Gather, from the data below, each line in which the word "Type" occurs.
===============
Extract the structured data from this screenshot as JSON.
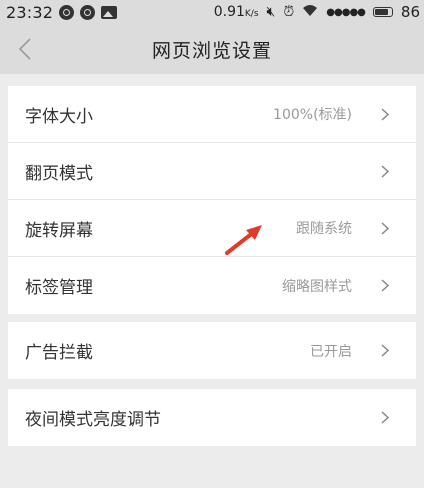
{
  "status_bar": {
    "time": "23:32",
    "net_speed": "0.91",
    "net_speed_unit": "K/s",
    "battery_level": "86",
    "left_icons": [
      "sync-icon",
      "sync-icon",
      "image-icon"
    ],
    "right_icons": [
      "mute-icon",
      "alarm-icon",
      "wifi-icon",
      "signal-icon",
      "battery-icon"
    ]
  },
  "nav": {
    "title": "网页浏览设置",
    "back_icon": "chevron-left-icon"
  },
  "groups": [
    {
      "rows": [
        {
          "label": "字体大小",
          "value": "100%(标准)"
        },
        {
          "label": "翻页模式",
          "value": ""
        },
        {
          "label": "旋转屏幕",
          "value": "跟随系统"
        },
        {
          "label": "标签管理",
          "value": "缩略图样式"
        }
      ]
    },
    {
      "rows": [
        {
          "label": "广告拦截",
          "value": "已开启"
        }
      ]
    },
    {
      "rows": [
        {
          "label": "夜间模式亮度调节",
          "value": ""
        }
      ]
    }
  ],
  "colors": {
    "background": "#ececec",
    "header": "#dcdcdc",
    "card": "#ffffff",
    "annotation_arrow": "#e03a2a"
  }
}
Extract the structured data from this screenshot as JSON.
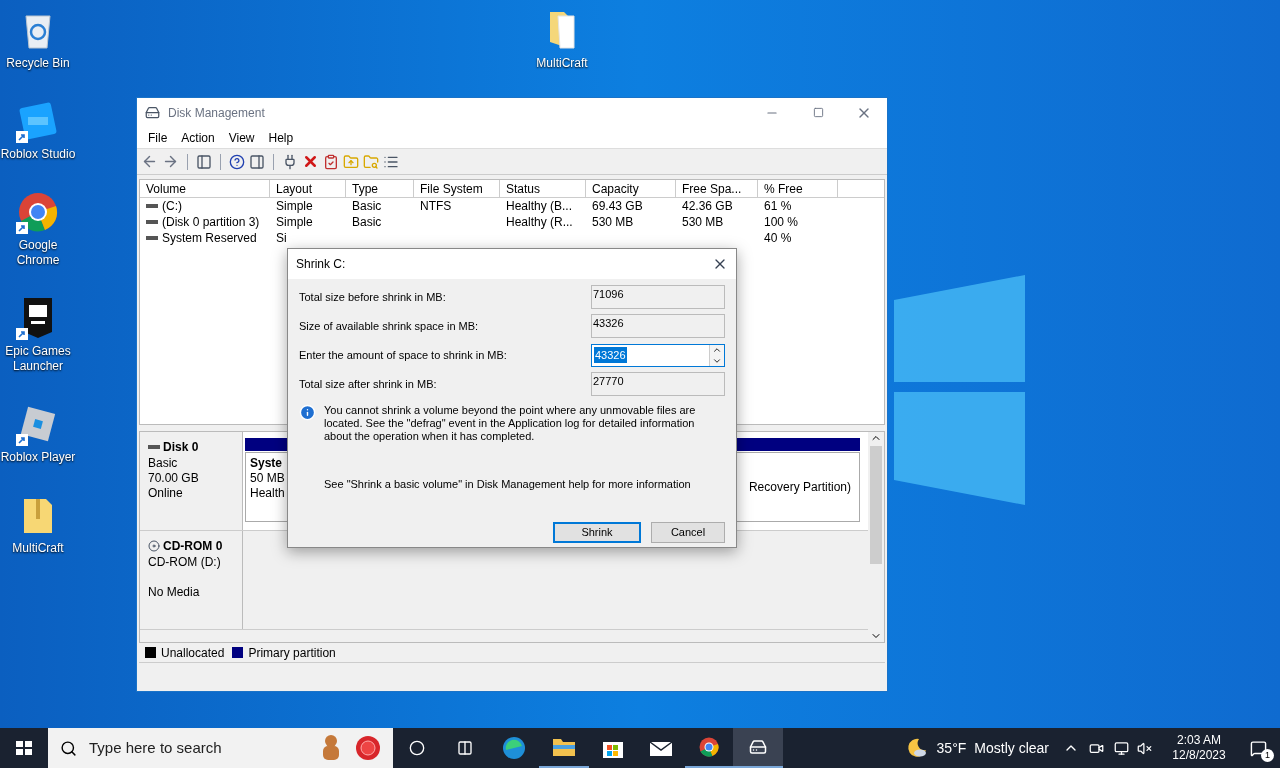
{
  "desktop_icons": [
    {
      "label": "Recycle Bin",
      "kind": "recycle",
      "shortcut": false
    },
    {
      "label": "Roblox Studio",
      "kind": "studio",
      "shortcut": true
    },
    {
      "label": "Google Chrome",
      "kind": "chrome",
      "shortcut": true
    },
    {
      "label": "Epic Games Launcher",
      "kind": "epic",
      "shortcut": true
    },
    {
      "label": "Roblox Player",
      "kind": "roblox",
      "shortcut": true
    },
    {
      "label": "MultiCraft",
      "kind": "zip",
      "shortcut": false
    }
  ],
  "top_icon": {
    "label": "MultiCraft",
    "kind": "folder",
    "shortcut": false
  },
  "window": {
    "title": "Disk Management",
    "menu": [
      "File",
      "Action",
      "View",
      "Help"
    ],
    "table": {
      "columns": [
        "Volume",
        "Layout",
        "Type",
        "File System",
        "Status",
        "Capacity",
        "Free Spa...",
        "% Free"
      ],
      "rows": [
        {
          "cells": [
            "(C:)",
            "Simple",
            "Basic",
            "NTFS",
            "Healthy (B...",
            "69.43 GB",
            "42.36 GB",
            "61 %"
          ]
        },
        {
          "cells": [
            "(Disk 0 partition 3)",
            "Simple",
            "Basic",
            null,
            "Healthy (R...",
            "530 MB",
            "530 MB",
            "100 %"
          ]
        },
        {
          "cells": [
            "System Reserved",
            "Si",
            null,
            null,
            null,
            null,
            null,
            "40 %"
          ]
        }
      ]
    },
    "disks": [
      {
        "kind": "disk",
        "name": "Disk 0",
        "lines": [
          "Basic",
          "70.00 GB",
          "Online"
        ],
        "partition_left": [
          "Syste",
          "50 MB",
          "Health"
        ],
        "partition_right": "Recovery Partition)"
      },
      {
        "kind": "cdrom",
        "name": "CD-ROM 0",
        "lines": [
          "CD-ROM (D:)"
        ],
        "status": "No Media"
      }
    ],
    "legend": [
      {
        "label": "Unallocated",
        "color": "#000000"
      },
      {
        "label": "Primary partition",
        "color": "#000080"
      }
    ]
  },
  "dialog": {
    "title": "Shrink C:",
    "fields": [
      {
        "label": "Total size before shrink in MB:",
        "value": "71096",
        "kind": "readonly"
      },
      {
        "label": "Size of available shrink space in MB:",
        "value": "43326",
        "kind": "readonly"
      },
      {
        "label": "Enter the amount of space to shrink in MB:",
        "value": "43326",
        "kind": "spin",
        "highlighted": true
      },
      {
        "label": "Total size after shrink in MB:",
        "value": "27770",
        "kind": "readonly"
      }
    ],
    "info": "You cannot shrink a volume beyond the point where any unmovable files are located. See the \"defrag\" event in the Application log for detailed information about the operation when it has completed.",
    "help": "See \"Shrink a basic volume\" in Disk Management help for more information",
    "buttons": [
      {
        "label": "Shrink",
        "default": true
      },
      {
        "label": "Cancel",
        "default": false
      }
    ]
  },
  "taskbar": {
    "search_placeholder": "Type here to search",
    "weather_temp": "35°F",
    "weather_text": "Mostly clear",
    "time": "2:03 AM",
    "date": "12/8/2023",
    "notifications": "1"
  }
}
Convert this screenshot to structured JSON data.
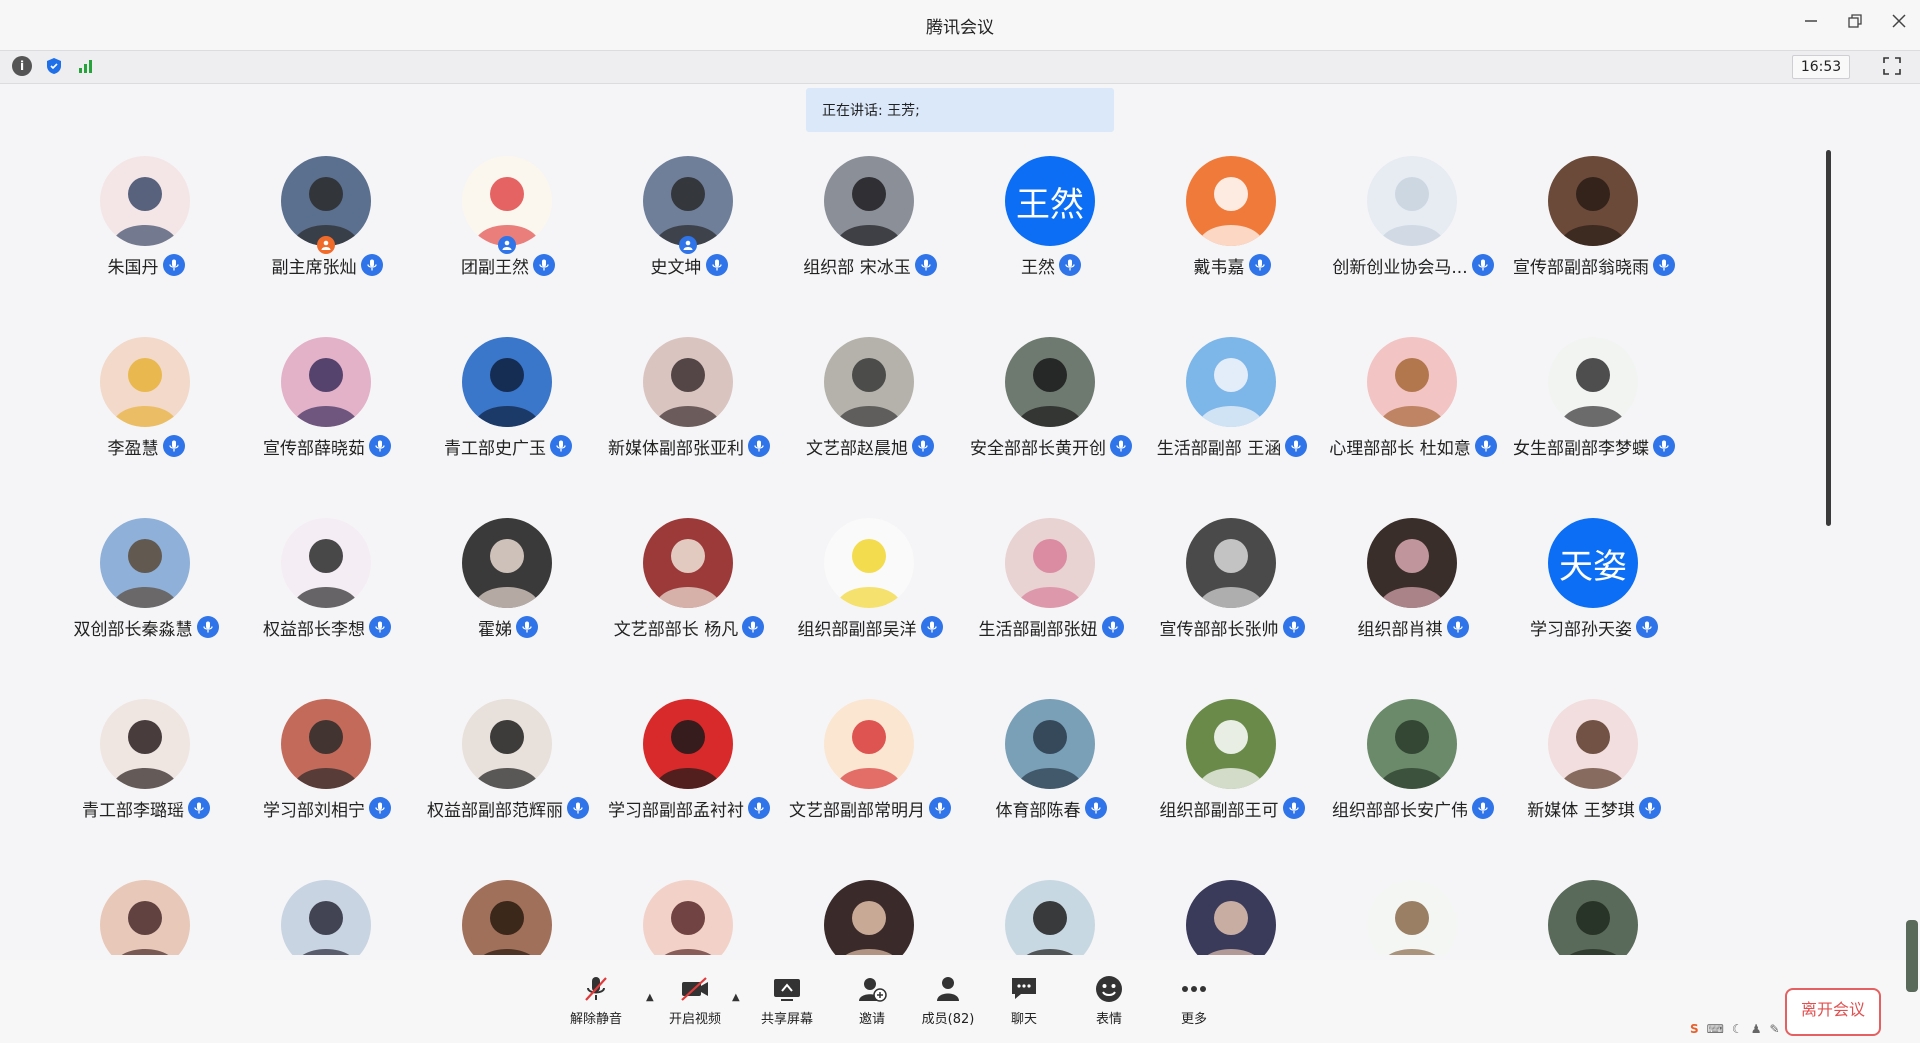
{
  "window": {
    "title": "腾讯会议",
    "clock": "16:53"
  },
  "speaking": {
    "label": "正在讲话: 王芳;"
  },
  "participants": [
    {
      "name": "朱国丹",
      "bg": "#f4e6e6",
      "fg": "#3c4a6a"
    },
    {
      "name": "副主席张灿",
      "bg": "#5b6f8e",
      "fg": "#2b2b2b",
      "badge": "#f06a2a"
    },
    {
      "name": "团副王然",
      "bg": "#fbf7ee",
      "fg": "#e14a4a",
      "badge": "#2f74e8"
    },
    {
      "name": "史文坤",
      "bg": "#6f7f9a",
      "fg": "#2a2a2a",
      "badge": "#2f74e8"
    },
    {
      "name": "组织部 宋冰玉",
      "bg": "#8a8f98",
      "fg": "#1e1e22"
    },
    {
      "name": "王然",
      "text": "王然"
    },
    {
      "name": "戴韦嘉",
      "bg": "#f07a3a",
      "fg": "#ffffff"
    },
    {
      "name": "创新创业协会马...",
      "bg": "#e6ecf2",
      "fg": "#c8d3de"
    },
    {
      "name": "宣传部副部翁晓雨",
      "bg": "#6b4a3a",
      "fg": "#2a1c16"
    },
    {
      "name": "李盈慧",
      "bg": "#f2d9c9",
      "fg": "#e8b23a"
    },
    {
      "name": "宣传部薛晓茹",
      "bg": "#e3b2c8",
      "fg": "#3c2f5e"
    },
    {
      "name": "青工部史广玉",
      "bg": "#3a76c9",
      "fg": "#10213e"
    },
    {
      "name": "新媒体副部张亚利",
      "bg": "#d9c4c0",
      "fg": "#3c3030"
    },
    {
      "name": "文艺部赵晨旭",
      "bg": "#b4b2aa",
      "fg": "#3a3a3a"
    },
    {
      "name": "安全部部长黄开创",
      "bg": "#6e7a70",
      "fg": "#1a1a1a"
    },
    {
      "name": "生活部副部 王涵",
      "bg": "#7db6e8",
      "fg": "#f4f7fb"
    },
    {
      "name": "心理部部长 杜如意",
      "bg": "#f2c4c4",
      "fg": "#a86a3a"
    },
    {
      "name": "女生部副部李梦蝶",
      "bg": "#f2f4f2",
      "fg": "#303030"
    },
    {
      "name": "双创部长秦淼慧",
      "bg": "#8fb0d8",
      "fg": "#5a4a3a"
    },
    {
      "name": "权益部长李想",
      "bg": "#f4eef4",
      "fg": "#2a2a2a"
    },
    {
      "name": "霍娣",
      "bg": "#3a3a3a",
      "fg": "#e9d9d0"
    },
    {
      "name": "文艺部部长 杨凡",
      "bg": "#9c3a3a",
      "fg": "#f0e4d8"
    },
    {
      "name": "组织部副部吴洋",
      "bg": "#fafafa",
      "fg": "#f2d630"
    },
    {
      "name": "生活部副部张妞",
      "bg": "#e8d2d2",
      "fg": "#d8809a"
    },
    {
      "name": "宣传部部长张帅",
      "bg": "#4a4a4a",
      "fg": "#d8d8d8"
    },
    {
      "name": "组织部肖祺",
      "bg": "#3a2e2a",
      "fg": "#d8a8b0"
    },
    {
      "name": "学习部孙天姿",
      "text": "天姿"
    },
    {
      "name": "青工部李璐瑶",
      "bg": "#efe6e2",
      "fg": "#2a1e1e"
    },
    {
      "name": "学习部刘相宁",
      "bg": "#c46a5a",
      "fg": "#2a2a2a"
    },
    {
      "name": "权益部副部范辉丽",
      "bg": "#e8e0da",
      "fg": "#1e1e1e"
    },
    {
      "name": "学习部副部孟衬衬",
      "bg": "#d82a2a",
      "fg": "#1a1a1a"
    },
    {
      "name": "文艺部副部常明月",
      "bg": "#fbe6d2",
      "fg": "#d83a3a"
    },
    {
      "name": "体育部陈春",
      "bg": "#7aa0b8",
      "fg": "#2a3a4a"
    },
    {
      "name": "组织部副部王可",
      "bg": "#6a8a4a",
      "fg": "#ffffff"
    },
    {
      "name": "组织部部长安广伟",
      "bg": "#6a8a6a",
      "fg": "#2a3a2a"
    },
    {
      "name": "新媒体 王梦琪",
      "bg": "#f2dede",
      "fg": "#5a3a2a"
    },
    {
      "name": "",
      "bg": "#e8c8b8",
      "fg": "#4a2a2a"
    },
    {
      "name": "",
      "bg": "#c8d4e2",
      "fg": "#2a2a3a"
    },
    {
      "name": "",
      "bg": "#a0705a",
      "fg": "#2a1a10"
    },
    {
      "name": "",
      "bg": "#f2d2c8",
      "fg": "#5a2a2a"
    },
    {
      "name": "",
      "bg": "#3a2a2a",
      "fg": "#e2c0a8"
    },
    {
      "name": "",
      "bg": "#c8d8e2",
      "fg": "#1e1e1e"
    },
    {
      "name": "",
      "bg": "#3a3a5a",
      "fg": "#e2c2b0"
    },
    {
      "name": "",
      "bg": "#f4f6f4",
      "fg": "#8a6a4a"
    },
    {
      "name": "",
      "bg": "#5a6a5a",
      "fg": "#1e2a1e"
    }
  ],
  "controls": {
    "unmute": "解除静音",
    "video": "开启视频",
    "share": "共享屏幕",
    "invite": "邀请",
    "members": "成员(82)",
    "chat": "聊天",
    "reactions": "表情",
    "more": "更多",
    "leave": "离开会议"
  },
  "colors": {
    "accent": "#0b6ef5",
    "mic": "#2f74e8",
    "leave": "#e05050"
  },
  "icons": {
    "info": "info-icon",
    "shield": "shield-icon",
    "signal": "signal-icon",
    "fullscreen": "fullscreen-icon",
    "minimize": "minimize-icon",
    "restore": "restore-icon",
    "close": "close-icon"
  }
}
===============
RESPONSE TO THE EXERCISE
        "Type",
    "search_placeholder": "Type here to search",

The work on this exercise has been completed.